some such fast car). I believe he now works over at
Eurocom with Mat and the rest.
Mat is a top lad, and a really good friend (although
I talk to him rarely nowadays). I first met him on Compunet,
which was a hangout for nerdy programmers and artists
at the time. He was one half of the dynamic demo team,
"Mat and Psy". We'd spend hours online or
on the phone, talking about programming and games. I
discovered he lived really close by, so we started to
hang out together when we could. Mat was a really good
artist, but what he really wanted to be was a programmer
and write games. I was already doing just that, so I
helped him where I could, and he did pretty well.
Psy the Hero. Psy was a really nice guy who always wore
pink clothes. I met him through Mat, they were sort
of a demo team at the time. I didn't actually realise
that Simon and Psy were the same person for a few days
after he started at Gremlin. You can actually see half
of Simons head, with Ben Daglish in the background on
one of the photos I'll be sending you :)
Your favorite programmer, artist,
musician and game from the old days are?
My favorite programmers were Tony Crowther (Thing on
a Spring, Blagger), Andrew Braybrook (Gribbly's Day
Out, Paradroid) and Jeff Minter (Matrix, Psychedelia
and everything Llamas). My favorite artists were Mat
Sneap, Bob Stevenson and Terry Lloyd. My favorite musician
was Ben Daglish because he was a really nice guy and
would let me listen to him jam in his music room at
Gremlin. Other musicians I respected were Neil Baldwin
and Rob Hubbard.
Are you in contact with some old
C64 people today?
I'm still good friends with the people I worked most
closely with; Rob Toone, Andy Green and Terry Lloyd.
In fact Rob, Andy and myself all work for the same developer
here in California, and my office is next door to Robs.
Strange. Unfortunately, I lost contact with many of
my old friends from England, after I moved out to America.
For a while I would meet with some of them at the Game
Developer Conference or CES (Consumer Electronics Show),

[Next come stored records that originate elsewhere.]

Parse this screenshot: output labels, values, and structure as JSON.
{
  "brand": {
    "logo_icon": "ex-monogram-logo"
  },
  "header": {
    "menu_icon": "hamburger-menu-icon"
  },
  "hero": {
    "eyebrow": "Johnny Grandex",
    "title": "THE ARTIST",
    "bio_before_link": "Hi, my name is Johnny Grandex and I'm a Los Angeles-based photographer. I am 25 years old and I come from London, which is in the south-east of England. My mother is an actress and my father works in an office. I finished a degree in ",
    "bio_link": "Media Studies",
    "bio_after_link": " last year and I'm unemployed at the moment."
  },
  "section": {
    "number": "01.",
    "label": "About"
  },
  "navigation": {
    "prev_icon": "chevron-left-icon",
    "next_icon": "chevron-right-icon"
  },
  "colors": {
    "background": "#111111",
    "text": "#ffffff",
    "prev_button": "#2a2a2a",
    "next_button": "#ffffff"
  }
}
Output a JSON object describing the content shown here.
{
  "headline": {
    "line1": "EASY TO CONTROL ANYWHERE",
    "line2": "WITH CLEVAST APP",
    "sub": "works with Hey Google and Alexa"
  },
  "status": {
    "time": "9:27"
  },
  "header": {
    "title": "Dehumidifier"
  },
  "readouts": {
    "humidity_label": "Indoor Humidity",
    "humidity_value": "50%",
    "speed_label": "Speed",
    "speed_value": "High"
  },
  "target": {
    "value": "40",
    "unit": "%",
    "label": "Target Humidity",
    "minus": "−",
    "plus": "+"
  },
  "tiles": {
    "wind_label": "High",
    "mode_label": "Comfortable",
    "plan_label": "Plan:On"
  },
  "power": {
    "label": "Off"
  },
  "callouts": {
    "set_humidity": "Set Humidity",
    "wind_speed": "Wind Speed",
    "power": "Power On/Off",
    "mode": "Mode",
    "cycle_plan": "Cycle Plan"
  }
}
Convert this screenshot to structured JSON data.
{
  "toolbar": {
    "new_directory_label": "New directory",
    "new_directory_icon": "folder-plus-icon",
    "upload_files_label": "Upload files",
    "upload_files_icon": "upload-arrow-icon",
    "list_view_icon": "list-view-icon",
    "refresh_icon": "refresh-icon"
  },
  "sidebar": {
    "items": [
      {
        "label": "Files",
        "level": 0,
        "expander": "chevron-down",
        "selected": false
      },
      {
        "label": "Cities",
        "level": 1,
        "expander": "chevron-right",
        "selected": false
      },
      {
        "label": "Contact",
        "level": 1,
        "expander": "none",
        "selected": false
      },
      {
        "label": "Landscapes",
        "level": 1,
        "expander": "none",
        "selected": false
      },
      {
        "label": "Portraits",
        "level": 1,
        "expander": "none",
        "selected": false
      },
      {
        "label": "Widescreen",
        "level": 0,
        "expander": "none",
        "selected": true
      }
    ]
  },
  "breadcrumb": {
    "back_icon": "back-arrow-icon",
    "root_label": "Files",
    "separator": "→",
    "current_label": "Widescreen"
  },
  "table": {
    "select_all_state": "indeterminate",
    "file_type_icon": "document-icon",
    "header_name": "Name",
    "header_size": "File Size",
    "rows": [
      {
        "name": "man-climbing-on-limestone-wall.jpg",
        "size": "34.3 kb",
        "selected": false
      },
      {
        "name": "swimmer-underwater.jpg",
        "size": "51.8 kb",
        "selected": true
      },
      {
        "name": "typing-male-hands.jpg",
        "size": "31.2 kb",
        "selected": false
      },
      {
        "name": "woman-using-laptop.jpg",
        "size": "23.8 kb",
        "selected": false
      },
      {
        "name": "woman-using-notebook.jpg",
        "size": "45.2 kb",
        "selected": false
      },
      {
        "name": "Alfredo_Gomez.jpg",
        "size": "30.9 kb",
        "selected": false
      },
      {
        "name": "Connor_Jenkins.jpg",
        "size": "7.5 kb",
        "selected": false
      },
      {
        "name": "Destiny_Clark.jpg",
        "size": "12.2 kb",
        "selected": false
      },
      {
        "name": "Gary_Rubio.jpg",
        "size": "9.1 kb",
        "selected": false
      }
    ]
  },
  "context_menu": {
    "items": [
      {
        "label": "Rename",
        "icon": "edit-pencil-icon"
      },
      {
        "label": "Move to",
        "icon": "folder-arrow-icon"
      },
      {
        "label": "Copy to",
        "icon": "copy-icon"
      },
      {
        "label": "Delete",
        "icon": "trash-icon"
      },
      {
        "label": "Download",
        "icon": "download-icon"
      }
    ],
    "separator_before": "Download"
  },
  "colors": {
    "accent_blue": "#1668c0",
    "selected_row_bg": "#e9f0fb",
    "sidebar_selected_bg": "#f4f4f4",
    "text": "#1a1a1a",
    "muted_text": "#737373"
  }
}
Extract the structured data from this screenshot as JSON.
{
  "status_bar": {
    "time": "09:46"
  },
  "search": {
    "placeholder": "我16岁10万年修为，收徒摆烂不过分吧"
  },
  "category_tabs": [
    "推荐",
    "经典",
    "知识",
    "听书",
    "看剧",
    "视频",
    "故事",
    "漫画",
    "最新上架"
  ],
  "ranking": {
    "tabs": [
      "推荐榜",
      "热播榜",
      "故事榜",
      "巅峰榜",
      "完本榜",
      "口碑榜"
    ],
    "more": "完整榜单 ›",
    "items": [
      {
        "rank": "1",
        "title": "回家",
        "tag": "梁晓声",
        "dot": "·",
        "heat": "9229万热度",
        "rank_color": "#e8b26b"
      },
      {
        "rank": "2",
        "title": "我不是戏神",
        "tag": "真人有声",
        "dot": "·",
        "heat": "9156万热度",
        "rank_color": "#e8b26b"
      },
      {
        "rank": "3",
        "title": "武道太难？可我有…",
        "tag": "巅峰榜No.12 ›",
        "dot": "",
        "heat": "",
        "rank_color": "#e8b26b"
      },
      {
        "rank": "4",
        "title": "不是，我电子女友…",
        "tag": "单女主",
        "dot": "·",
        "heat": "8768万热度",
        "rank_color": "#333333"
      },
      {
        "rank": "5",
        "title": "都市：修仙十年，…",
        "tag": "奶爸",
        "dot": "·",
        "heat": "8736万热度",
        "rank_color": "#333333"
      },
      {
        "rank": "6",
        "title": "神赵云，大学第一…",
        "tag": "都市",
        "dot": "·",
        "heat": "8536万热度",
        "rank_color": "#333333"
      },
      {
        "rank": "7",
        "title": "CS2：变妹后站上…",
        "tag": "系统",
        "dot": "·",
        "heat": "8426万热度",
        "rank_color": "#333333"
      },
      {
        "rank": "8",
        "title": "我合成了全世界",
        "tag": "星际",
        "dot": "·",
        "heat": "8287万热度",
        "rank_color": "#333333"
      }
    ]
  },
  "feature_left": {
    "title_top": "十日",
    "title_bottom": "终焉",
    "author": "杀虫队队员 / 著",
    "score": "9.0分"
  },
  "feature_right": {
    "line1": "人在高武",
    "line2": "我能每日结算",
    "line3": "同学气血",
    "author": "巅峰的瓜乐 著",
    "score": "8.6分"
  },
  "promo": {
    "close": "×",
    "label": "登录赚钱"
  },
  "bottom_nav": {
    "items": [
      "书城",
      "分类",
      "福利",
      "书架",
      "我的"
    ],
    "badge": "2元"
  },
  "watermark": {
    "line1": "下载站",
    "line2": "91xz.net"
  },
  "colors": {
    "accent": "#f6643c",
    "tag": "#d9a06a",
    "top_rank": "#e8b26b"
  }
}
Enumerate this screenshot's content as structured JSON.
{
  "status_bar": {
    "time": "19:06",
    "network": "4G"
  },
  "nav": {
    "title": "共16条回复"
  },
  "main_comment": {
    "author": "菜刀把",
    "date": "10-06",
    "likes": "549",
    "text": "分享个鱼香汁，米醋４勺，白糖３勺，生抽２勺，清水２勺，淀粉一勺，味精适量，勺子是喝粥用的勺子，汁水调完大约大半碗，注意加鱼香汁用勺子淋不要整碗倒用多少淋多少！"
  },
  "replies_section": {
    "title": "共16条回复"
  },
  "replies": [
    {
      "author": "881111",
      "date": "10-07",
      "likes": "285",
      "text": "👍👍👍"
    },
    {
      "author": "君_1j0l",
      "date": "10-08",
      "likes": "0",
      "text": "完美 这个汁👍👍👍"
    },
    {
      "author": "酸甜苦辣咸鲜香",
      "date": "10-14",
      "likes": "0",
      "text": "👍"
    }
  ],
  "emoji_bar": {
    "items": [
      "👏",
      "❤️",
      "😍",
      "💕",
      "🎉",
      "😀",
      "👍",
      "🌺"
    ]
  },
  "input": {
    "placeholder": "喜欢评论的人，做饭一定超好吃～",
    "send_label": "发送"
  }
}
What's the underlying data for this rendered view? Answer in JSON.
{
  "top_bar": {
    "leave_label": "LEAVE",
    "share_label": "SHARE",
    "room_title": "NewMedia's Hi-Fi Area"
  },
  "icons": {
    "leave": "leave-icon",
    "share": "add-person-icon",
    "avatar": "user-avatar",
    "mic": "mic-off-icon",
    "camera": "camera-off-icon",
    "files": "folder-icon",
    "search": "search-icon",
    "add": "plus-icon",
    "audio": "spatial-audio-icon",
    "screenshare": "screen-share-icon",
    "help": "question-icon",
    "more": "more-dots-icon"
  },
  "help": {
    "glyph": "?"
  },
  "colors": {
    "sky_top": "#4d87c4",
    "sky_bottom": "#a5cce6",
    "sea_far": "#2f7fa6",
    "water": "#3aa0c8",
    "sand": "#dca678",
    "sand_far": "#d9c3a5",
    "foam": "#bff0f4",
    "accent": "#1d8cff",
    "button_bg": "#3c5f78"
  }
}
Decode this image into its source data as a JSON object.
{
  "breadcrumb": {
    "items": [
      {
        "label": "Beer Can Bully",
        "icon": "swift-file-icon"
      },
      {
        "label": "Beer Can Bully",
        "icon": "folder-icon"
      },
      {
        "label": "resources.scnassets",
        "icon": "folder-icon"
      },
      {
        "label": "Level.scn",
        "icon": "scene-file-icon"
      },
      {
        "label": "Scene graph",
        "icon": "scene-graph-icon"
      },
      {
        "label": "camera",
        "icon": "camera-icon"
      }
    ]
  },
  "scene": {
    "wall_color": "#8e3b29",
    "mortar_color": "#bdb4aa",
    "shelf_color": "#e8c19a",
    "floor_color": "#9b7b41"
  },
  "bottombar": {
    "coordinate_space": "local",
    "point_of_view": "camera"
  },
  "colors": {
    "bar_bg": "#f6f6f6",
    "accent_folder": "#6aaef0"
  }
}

but slowly I lost touch with most of them over the years
Any cool stories to share with
us from the old days?
I used to be in the demo scene and on Compunet and met
lots of really cool people on there, Stoat and Tim,
Mat, Psy, GIJoe etc. etc. (I later set up Eurocom with
Tim and Mat and worked with Psy at Gremlin for a while).
I remember we all met up at a trade show in London in
'87 (I think) and had a blast. Jeff Minter rented out
the Lasarium and put on a show for friends; music by
Pink Floyd. They projected the landscape from Drop Zone
all around the edges and graphics from Psychadelia on
the roof. We all got very stoned. We all ended up in
Jeffs hotel room, playing games on the Speccy and C=64
and talking all night. We were all very young and the
energy and enthusiasm for what we were doing was incredible.
Fond memories indeed.
Who else was there?
A bunch of Jeffs friends (he had an entourage) who I
didn't really know. GIJoe, Mat and Psy and a few other
people whose names I can't remember now, people came
and went. I remember lying on one of the beds listening
to Jeff talk to us like some sort of Guru, about his
pets and the games he was working on. I think he really
liked the attention. We all played Jeffs new games too
(something to do with llamas, go figure). :)
Did you often go to the computer
Back in the C64 days, everyone used to go to ECTS in
London. It was an absolute blast to meet up with all
your mates from around the country. I used to spend
a lot of time on Compunet back then, as did a lot of
programmers and artists, and we'd all arrange to meet
up down there.
What was your name on Compunet?
I had several as you could change it to anything once
you were chatting. The most frequent were; Shriggzy,
Shriggs, Chigley, Schatzi (10 point bonus to anyone
who can tell me where that name comes from). My default
name was CPS10 (I think).
to the second part of the interview